- Deleting duplicate or outdated files.
- Archiving completed projects or inactive files.
- Updating file names and metadata.
- Reorganizing your folder structure as needed.
Use Digital Note-Taking and Task Management Apps:
Incorporate digital note-taking and task management apps, such as Evernote, Microsoft OneNote, Todoist, or Trello, to keep track of your ideas, to-do lists, and project information. These tools can help streamline your digital workspace by centralizing information and improving organization.
Implement Document Management Software:
For businesses or individuals with extensive digital file collections, document management software can provide a more robust solution for organizing, storing, and accessing digital files. These programs often include features like advanced search, version control, and collaboration tools.
Establish Clear File Sharing and Collaboration Practices:
If you frequently collaborate with others, it’s essential to establish clear file sharing and collaboration practices. Consider the following strategies:
- Use a centralized platform: Utilize cloud-based collaboration tools, such as Google Workspace or Microsoft 365, to centralize shared files and maintain a consistent organizational structure.

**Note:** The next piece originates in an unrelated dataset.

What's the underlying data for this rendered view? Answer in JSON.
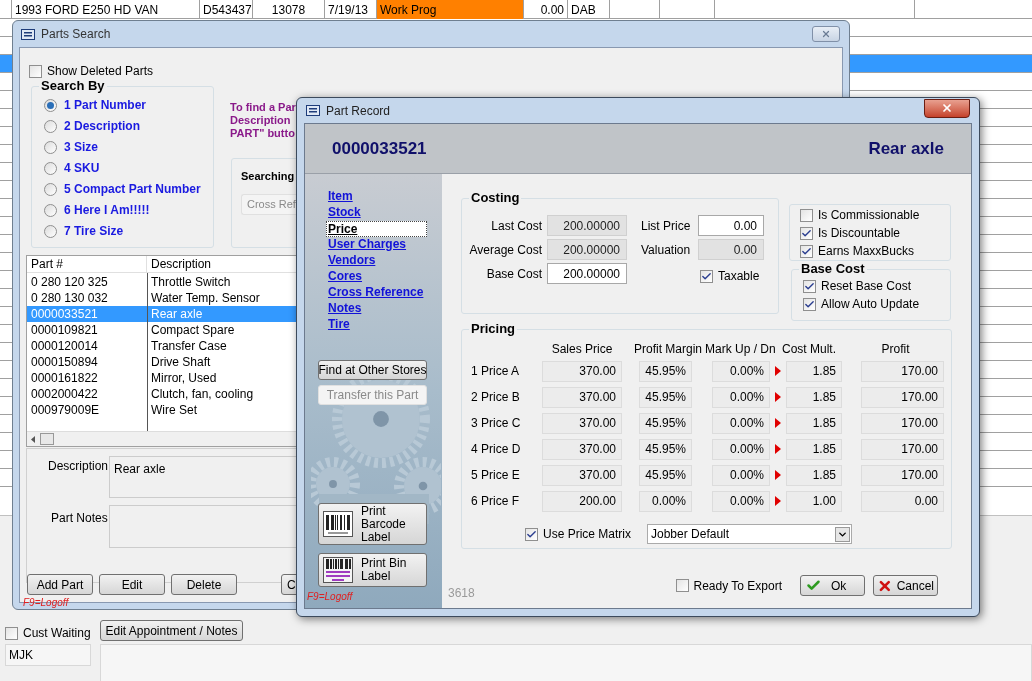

- Set permissions: Clearly define and communicate user roles and permissions to control access to shared files and prevent unauthorized changes.
- Establish version control: Implement version control practices to track changes, edits, and updates to shared files, ensuring everyone is working with the most current information.
Secure Your Digital Files:
Protecting your digital files from unauthorized access, theft, or loss is a critical aspect of digital organization. Implement security measures to safeguard your data:
- Use strong, unique passwords: Protect your accounts and devices with strong, unique passwords, and consider using a password manager to store and generate passwords securely.
- Enable two-factor authentication (2FA): Whenever possible, enable 2FA on your accounts and devices to add an extra layer of security.
- Keep software up-to-date: Regularly update your operating system, software, and security applications to protect against vulnerabilities and cyber threats.
Customize Your Workspace:
Customize your digital workspace to suit your preferences and workflow. Tailor your desktop, file explorer, and software settings to improve efficiency and create a visually appealing environment. Some customization options include:
- Folder icons: Use custom folder icons to differentiate between categories or projects visually.
- Shortcuts: Create shortcuts to frequently accessed files, folders, or applications to streamline navigation.
- Display settings: Adjust display settings, such as font size, color scheme, and screen resolution, to enhance readability and reduce visual strain.
Adopt a Paperless Workflow:
Embrace a paperless workflow by digitizing physical documents and incorporating digital tools into your routine. Scanning documents and using digital note-taking apps can reduce paper clutter, improve organization, and make your files more accessible.
Train and Educate Yourself:
Stay informed about new tools, techniques, and best practices for digital file organization. Attend workshops, webinars, or online courses, and read articles or blogs to continually refine your organizational skills and stay up-to-date with technology.
Organizing your digital files is an ongoing process that requires consistent effort, planning, and adaptability. By implementing the best practices outlined in this article, you can create a well-structured, efficient, and user-friendly digital environment that boosts productivity and reduces stress. Remember to regularly review and update your file management practices to ensure they continue to meet your needs as your digital workspace evolves.